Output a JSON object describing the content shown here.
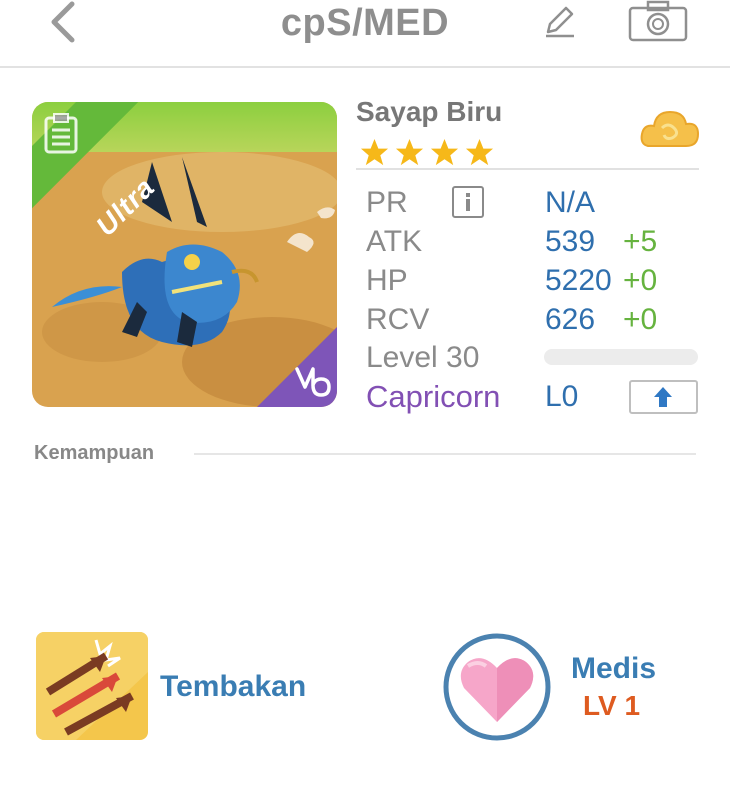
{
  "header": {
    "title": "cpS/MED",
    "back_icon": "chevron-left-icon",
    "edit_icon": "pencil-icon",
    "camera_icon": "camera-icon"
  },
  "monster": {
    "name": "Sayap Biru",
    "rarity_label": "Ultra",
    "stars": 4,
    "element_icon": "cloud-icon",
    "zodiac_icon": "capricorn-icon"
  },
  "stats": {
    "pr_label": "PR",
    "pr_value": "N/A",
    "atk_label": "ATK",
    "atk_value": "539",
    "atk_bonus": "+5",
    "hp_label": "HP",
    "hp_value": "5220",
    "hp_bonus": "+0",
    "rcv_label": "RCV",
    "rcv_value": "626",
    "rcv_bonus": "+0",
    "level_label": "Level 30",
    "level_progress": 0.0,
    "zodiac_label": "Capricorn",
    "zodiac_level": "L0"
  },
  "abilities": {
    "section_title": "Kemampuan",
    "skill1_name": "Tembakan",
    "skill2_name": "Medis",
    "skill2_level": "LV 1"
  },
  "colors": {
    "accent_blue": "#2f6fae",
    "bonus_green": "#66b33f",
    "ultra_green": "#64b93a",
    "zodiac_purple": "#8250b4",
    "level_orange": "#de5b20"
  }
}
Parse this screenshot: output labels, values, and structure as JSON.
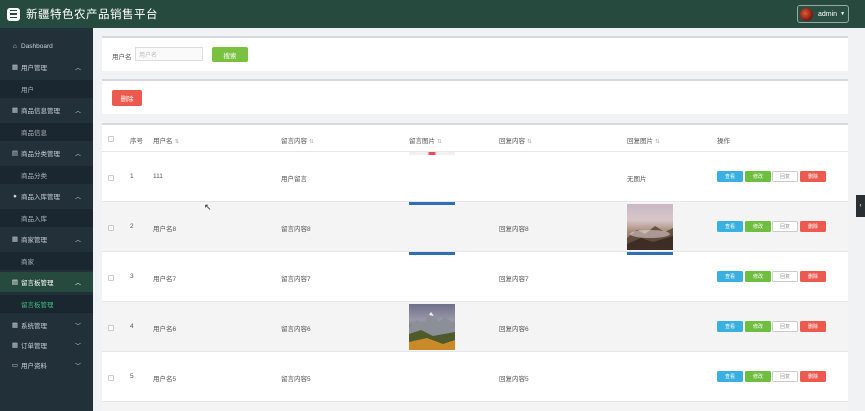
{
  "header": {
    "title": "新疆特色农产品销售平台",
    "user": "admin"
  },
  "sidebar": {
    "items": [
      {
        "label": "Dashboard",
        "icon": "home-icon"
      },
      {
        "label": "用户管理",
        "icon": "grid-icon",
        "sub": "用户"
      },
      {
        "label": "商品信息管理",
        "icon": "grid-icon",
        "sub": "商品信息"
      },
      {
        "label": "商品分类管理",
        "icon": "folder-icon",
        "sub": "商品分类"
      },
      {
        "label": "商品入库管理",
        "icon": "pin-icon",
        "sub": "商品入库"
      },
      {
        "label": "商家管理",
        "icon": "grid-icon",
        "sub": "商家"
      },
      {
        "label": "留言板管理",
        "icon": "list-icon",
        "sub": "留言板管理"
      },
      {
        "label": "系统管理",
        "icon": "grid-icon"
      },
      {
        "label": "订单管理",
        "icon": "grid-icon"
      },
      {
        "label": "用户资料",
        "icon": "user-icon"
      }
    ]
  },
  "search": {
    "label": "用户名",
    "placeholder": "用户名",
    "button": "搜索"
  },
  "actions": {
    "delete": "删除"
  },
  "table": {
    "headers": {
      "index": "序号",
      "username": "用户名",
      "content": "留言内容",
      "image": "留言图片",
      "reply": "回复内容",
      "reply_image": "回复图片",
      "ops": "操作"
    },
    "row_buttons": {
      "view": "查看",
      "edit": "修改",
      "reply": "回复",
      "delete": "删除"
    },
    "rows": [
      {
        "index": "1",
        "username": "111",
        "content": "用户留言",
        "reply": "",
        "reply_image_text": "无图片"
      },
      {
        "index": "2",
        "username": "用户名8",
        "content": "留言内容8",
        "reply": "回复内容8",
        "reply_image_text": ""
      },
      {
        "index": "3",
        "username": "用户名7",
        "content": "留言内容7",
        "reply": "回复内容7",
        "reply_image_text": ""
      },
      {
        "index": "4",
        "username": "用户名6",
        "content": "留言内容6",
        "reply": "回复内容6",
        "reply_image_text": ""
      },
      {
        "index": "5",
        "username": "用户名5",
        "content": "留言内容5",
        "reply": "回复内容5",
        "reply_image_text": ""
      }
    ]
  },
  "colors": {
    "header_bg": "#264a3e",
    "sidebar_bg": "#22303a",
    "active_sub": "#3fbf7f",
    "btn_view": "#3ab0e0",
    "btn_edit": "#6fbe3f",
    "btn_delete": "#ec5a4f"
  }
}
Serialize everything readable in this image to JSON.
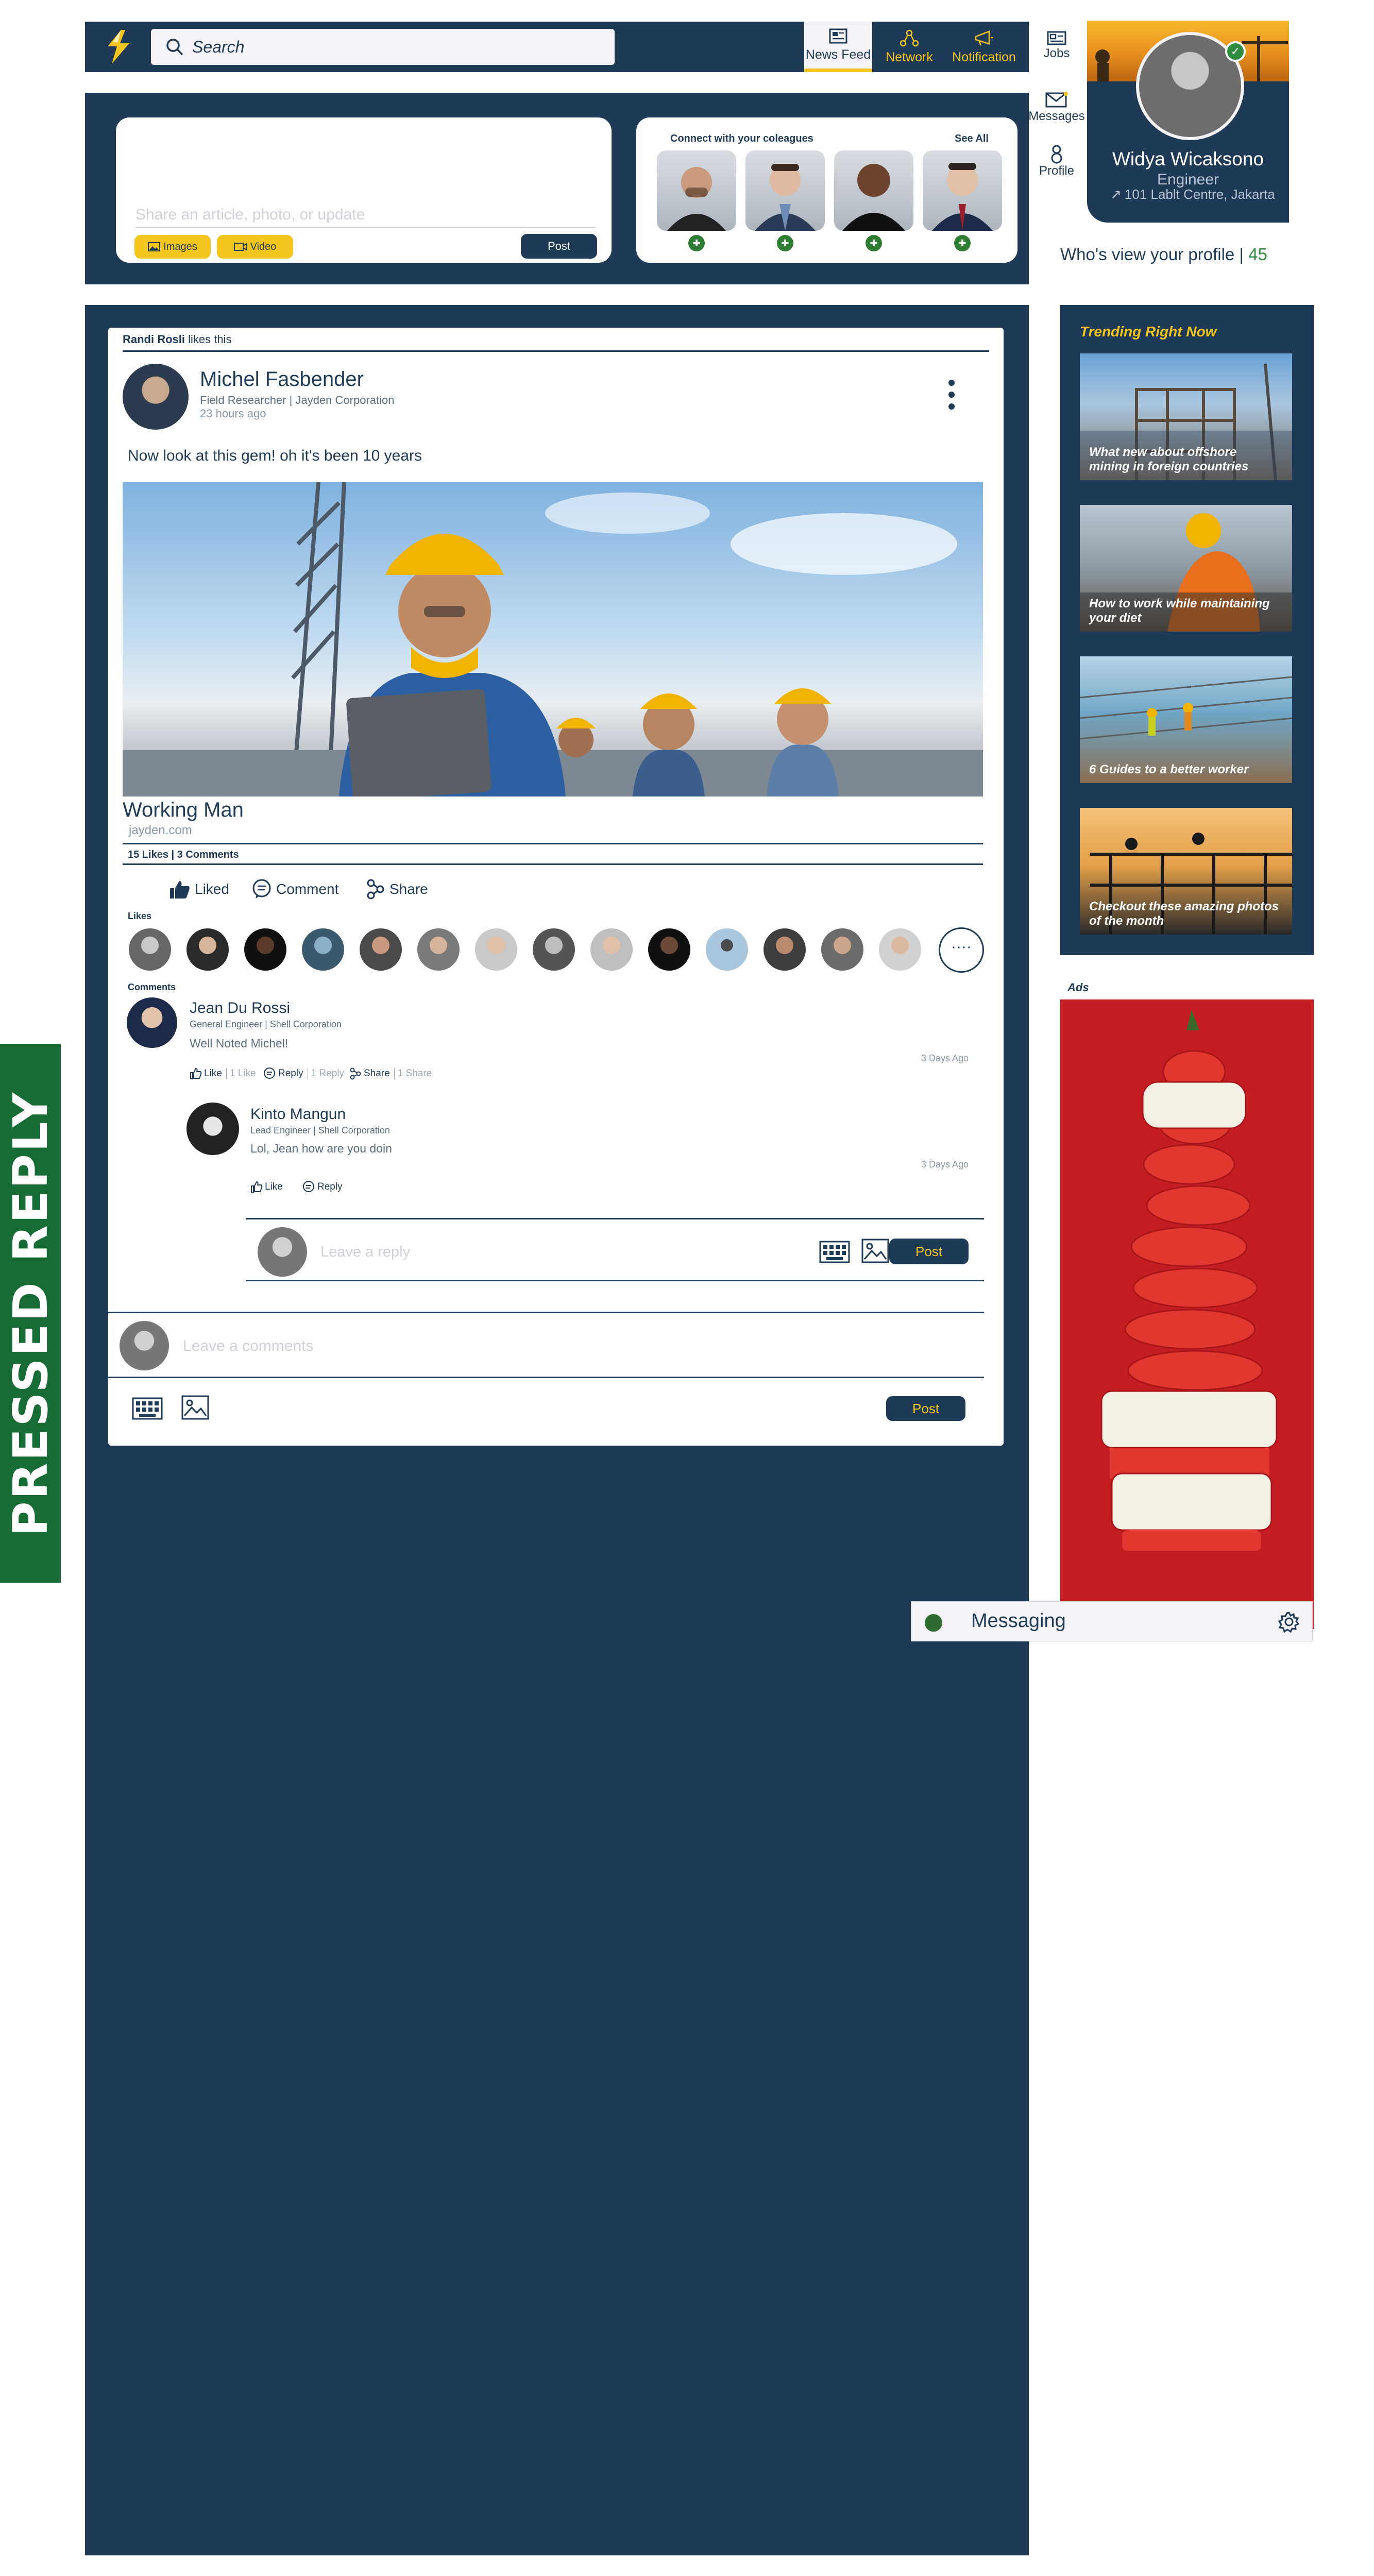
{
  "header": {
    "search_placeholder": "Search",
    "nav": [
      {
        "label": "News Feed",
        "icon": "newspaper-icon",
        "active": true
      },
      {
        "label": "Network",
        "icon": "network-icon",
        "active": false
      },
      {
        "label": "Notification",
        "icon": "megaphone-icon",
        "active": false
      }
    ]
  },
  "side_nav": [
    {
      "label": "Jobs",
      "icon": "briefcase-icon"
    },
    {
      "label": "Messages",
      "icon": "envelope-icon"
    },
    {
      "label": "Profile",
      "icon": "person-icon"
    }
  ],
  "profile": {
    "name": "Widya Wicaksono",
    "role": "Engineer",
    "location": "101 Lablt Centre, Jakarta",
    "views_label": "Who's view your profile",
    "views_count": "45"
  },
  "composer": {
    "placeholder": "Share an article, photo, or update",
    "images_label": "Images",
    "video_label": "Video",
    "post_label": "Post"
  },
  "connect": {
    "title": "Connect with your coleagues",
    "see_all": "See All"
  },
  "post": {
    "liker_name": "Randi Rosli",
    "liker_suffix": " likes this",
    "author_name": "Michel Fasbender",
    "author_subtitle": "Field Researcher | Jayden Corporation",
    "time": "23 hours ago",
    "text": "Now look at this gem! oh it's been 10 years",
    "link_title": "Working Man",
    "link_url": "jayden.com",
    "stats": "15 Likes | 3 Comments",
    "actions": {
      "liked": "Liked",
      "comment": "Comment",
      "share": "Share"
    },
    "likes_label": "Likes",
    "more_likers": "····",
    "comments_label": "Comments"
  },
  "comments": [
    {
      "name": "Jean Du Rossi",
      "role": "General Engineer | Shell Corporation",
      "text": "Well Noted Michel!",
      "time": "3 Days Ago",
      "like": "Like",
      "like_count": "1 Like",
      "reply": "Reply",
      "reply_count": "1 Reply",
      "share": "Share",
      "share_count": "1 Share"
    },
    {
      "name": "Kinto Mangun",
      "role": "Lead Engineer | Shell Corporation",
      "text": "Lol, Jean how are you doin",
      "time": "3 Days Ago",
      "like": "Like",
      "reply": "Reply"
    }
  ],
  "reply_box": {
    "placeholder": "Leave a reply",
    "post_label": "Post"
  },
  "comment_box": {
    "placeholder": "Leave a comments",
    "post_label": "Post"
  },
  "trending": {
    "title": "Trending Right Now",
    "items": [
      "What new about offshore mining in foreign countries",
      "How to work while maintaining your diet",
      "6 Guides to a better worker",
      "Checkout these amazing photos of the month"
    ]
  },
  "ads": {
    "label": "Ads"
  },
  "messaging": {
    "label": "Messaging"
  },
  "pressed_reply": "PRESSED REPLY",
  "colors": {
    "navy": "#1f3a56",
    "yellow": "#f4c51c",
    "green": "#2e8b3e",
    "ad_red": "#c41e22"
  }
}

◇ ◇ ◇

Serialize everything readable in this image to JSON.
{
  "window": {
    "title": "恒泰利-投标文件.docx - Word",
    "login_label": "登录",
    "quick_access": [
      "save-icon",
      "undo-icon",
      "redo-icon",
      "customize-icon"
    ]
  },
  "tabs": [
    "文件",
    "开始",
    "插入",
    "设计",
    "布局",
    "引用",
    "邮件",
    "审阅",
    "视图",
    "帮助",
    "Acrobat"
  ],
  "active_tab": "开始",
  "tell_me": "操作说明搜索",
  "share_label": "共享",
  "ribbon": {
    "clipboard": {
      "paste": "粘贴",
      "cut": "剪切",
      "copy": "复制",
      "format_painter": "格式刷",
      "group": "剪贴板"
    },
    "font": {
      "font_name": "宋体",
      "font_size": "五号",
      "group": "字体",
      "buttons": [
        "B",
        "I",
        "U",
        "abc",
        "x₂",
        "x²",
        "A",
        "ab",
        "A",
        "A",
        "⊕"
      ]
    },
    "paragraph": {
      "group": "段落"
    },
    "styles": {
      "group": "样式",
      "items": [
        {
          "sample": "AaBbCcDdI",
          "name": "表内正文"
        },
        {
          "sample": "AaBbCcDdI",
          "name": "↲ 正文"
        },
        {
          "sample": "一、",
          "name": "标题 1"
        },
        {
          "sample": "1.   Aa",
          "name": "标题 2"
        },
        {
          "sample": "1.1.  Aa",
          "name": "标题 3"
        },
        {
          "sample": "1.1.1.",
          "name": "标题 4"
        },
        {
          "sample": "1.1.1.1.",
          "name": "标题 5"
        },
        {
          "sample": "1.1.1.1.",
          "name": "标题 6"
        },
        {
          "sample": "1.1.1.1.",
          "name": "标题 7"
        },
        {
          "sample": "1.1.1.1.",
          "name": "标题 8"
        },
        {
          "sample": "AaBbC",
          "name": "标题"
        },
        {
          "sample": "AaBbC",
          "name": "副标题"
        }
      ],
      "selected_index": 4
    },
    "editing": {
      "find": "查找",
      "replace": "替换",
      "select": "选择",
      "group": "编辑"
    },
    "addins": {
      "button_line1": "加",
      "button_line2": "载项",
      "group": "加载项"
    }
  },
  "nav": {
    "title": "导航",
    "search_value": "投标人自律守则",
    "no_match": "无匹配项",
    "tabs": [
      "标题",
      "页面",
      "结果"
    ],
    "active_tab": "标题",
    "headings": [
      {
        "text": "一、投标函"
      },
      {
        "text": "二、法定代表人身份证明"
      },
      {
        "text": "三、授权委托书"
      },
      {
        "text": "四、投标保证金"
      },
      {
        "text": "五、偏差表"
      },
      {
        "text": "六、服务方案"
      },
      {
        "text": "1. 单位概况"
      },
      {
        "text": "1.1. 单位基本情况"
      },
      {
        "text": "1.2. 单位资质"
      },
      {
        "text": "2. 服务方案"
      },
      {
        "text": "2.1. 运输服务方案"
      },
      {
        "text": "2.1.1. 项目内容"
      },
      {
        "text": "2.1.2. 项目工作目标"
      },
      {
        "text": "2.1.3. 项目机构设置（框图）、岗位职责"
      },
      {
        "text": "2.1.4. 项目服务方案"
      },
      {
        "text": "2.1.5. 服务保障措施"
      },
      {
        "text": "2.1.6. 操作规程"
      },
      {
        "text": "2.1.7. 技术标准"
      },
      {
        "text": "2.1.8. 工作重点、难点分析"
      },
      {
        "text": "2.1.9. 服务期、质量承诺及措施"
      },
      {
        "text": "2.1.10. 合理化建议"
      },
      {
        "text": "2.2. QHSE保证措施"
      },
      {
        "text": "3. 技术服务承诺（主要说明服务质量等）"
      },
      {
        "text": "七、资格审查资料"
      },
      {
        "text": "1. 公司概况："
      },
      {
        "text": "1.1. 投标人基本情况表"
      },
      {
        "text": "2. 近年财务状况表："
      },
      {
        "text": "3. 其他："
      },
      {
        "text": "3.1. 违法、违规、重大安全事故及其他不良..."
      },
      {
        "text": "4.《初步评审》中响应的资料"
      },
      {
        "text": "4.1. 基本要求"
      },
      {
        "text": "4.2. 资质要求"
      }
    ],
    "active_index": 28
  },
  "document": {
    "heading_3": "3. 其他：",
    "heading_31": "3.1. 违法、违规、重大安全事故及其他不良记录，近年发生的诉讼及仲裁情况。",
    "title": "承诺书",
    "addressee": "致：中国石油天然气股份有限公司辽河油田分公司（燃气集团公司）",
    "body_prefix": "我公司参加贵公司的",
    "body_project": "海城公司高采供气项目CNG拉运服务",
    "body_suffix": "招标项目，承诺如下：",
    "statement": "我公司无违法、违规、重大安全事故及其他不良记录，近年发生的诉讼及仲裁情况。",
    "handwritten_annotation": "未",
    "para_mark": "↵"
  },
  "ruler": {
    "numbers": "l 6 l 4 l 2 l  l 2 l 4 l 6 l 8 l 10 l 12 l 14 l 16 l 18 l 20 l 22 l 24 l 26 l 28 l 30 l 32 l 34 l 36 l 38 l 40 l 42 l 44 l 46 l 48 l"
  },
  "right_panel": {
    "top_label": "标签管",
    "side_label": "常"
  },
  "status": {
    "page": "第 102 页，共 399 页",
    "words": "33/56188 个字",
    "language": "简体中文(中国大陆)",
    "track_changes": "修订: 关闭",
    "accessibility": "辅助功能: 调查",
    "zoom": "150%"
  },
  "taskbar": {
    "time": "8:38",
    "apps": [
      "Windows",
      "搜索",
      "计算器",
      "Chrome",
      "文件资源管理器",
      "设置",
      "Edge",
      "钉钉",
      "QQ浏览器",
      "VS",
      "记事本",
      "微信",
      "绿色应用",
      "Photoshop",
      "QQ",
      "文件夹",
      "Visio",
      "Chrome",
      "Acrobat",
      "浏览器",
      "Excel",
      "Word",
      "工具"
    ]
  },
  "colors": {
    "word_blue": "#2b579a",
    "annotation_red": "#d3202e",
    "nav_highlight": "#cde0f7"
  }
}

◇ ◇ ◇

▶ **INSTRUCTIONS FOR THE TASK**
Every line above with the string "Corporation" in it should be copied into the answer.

▶ **RESULT**
    "author_subtitle": "Field Researcher | Jayden Corporation",
      "role": "General Engineer | Shell Corporation",
      "role": "Lead Engineer | Shell Corporation",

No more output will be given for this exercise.